What’s your favorite way to learn?

My learning experiences have to be meaningful, memorable, and somewhat personalized, while helping me become better for kids. At conferences and unconferences alike, I look for ways to become better in addressing the Whole Child at 30,000 feet, before landing on one specific path at a time.

Being leaner-driven and data-informed, I’ve been wondering a lot about how educators can better integrate the Whole Child to personalize learning. How can we craft curriculum-specific learning experiences around students and their interests? More importantly–How can we do this efficiently and realistically over a sustained period of time?

My favorite professional learning experiences are the ones in which I get to DO something.

In a post-ASCD #Empower18 Conference conversation about presentation skills led by #IgniteYourSHINE’s very own LaVonna Roth, I commented on what matters to me. I’m very passionate about this:

“Give audience the Why and some thing(s) to do that are relevant to them during the presentation. Learning thru doing can create memories, especially when an engaging, personal experience is attached to a message or theme. Most audience members won’t remember sit-and-get points a year, month, or week later, or even by the end of the day.”

I just had another awesome professional learning experience co-presenting with seven-time author and sixth grade science teacher, Bill Ferriter. This time, we co-facilitated “Hashtag Your Curriculum” at the 2018 North Carolina Technology in Education Society Conference. Even as I compose this reflection one month later, I’m still smiling–for so many reasons:

1–Learning By Doing

Hashtag Your Curriculum session attendees transformed into active learners by doing. After a very brief introduction in which we established our Why and How, educators then created content-specific videos asking Bill Ferriter‘s sixth grade students I Wonder...” questions about sound. And they did this DURING our session. This was especially relevant, because Bill’s sixth graders were researching sound at that time.

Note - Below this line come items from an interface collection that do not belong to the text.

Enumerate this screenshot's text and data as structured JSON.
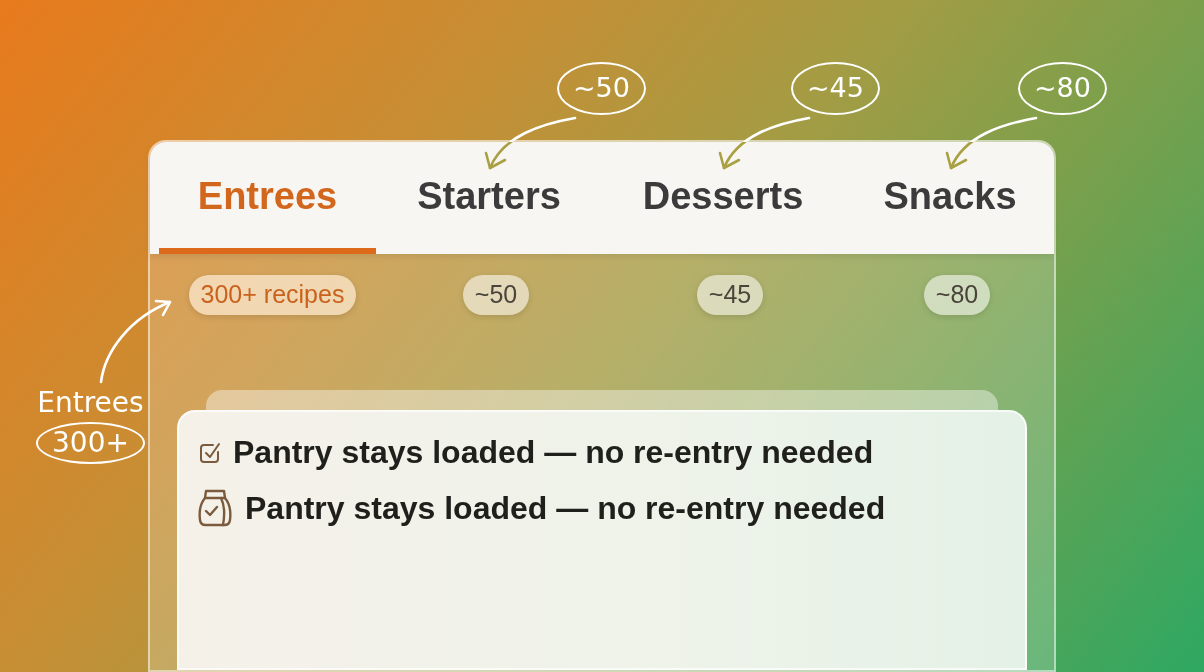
{
  "tabs": [
    {
      "label": "Entrees",
      "selected": true,
      "count": "300+ recipes"
    },
    {
      "label": "Starters",
      "selected": false,
      "count": "~50",
      "annotation": "~50"
    },
    {
      "label": "Desserts",
      "selected": false,
      "count": "~45",
      "annotation": "~45"
    },
    {
      "label": "Snacks",
      "selected": false,
      "count": "~80",
      "annotation": "~80"
    }
  ],
  "side_note": {
    "label": "Entrees",
    "count": "300+"
  },
  "card": {
    "items": [
      {
        "kind": "checkbox",
        "text": "Pantry stays loaded — no re-entry needed"
      },
      {
        "kind": "bag",
        "text": "Pantry stays loaded — no re-entry needed"
      }
    ]
  }
}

2–Archiving Thru Hashtags

All session learners posted with the same hashtag #sci6P13, citing the North Carolina Science Essential Standard and Objective 6L13 that reads:

“Explain the relationship among the rate of vibration, the medium through which vibrations travel, sound and hearing.”

By using the same hashtag, they contributed directly to that specific topic of learning. They helped archive a library of learning and teaching resources.

3–Sharing Thru Hashtags

If one sixth grade science teacher in every county in North Carolina tweeted one resource to #sci6P13, there would be 100 MORE resources from which we could learn and grow together.

Think about that for a minute….

THAT. Is. Powerful! 

WE are each other’s best resources–Not the powers the be, not third-party publishers designing semi-curricula-related kits and books several states away. We can help each other archive and share educational resources. What are we waiting for?

4–Telling Your Story

Hashtagging Your Curriculum also communicates your school’s learning journey to your community. It seems like the general public has very little understanding of exactly what’s being learned and taught in our schools today, especially because what’s being learned AND how it’s being taught is very different than even a few years ago.

That’s a problem. A BIG problem.

As public servants serving our learners, we also owe it to our communities to publicly archive, share, and tell exactly what’s being learned and taught in our spaces. 

After all, how can we build relationships with families without communicating learning targets? How can we keep seeking help from our families and communities if we’re not very specifically and publicly posting and sharing what’s being learned and taught? Is it a secret? Could you imagine if workforce employees realized–and then supported skills that resonated in their fields being learned in schools today?

There’s an opportunity here to do better. Could you imagine a fast food sign celebrating a school project every week? Why aren’t our local airports decorated with students’ artwork? Where’s the local TV/radio commercial about third graders and sixth graders finding new ways to dig deeper into plants, and then the local landscapers, after seeing/hearing the commercial, volunteering to host a field trip? How about all news channels sharing education highlights in every thirty-minute segment?

What we’re learning and teaching should be commonplace in our everyday society. But it may take educators to lead the way in making that happen. 

5–Modeling Learning 

As educators, we talk about things like flexible seating, active learning, more meaningful experiences without homework, and feedback over grading. But then we get to our conference, edcamp, and professional learning spaces, and we usually don’t model or DO what we’re saying.

NCTIES Closing Keynote Speaker said: “Don’t talk about it–BE about it!”

6–Providing Feedback Opportunities

Perhaps the best part of the entire experience was observing several North Carolina educators doing professional learning by creating questions, tweeting them with a specific hashtag… And then seeing Creating A Culture of Feedback co-author Bill Ferriter‘s sixth graders actually respond to educators’ questions from our session! This really happened! What kind of conference or professional learning sessions have had this kind of learning, transformational and transactional, directly from session educators to current students?

THIS. Is. Powerful!

I also presented #Hashtag180 vision in another 2018 NCTIES session:

Bill Ferriter and I also co-facilitated “Hashtag Your Curriculum” at a previous session in the WCPSSITLMS Convergence Symposium in the Fall, 2017.

More feedback from sixth graders to Hashtag Your Curriculum session educators: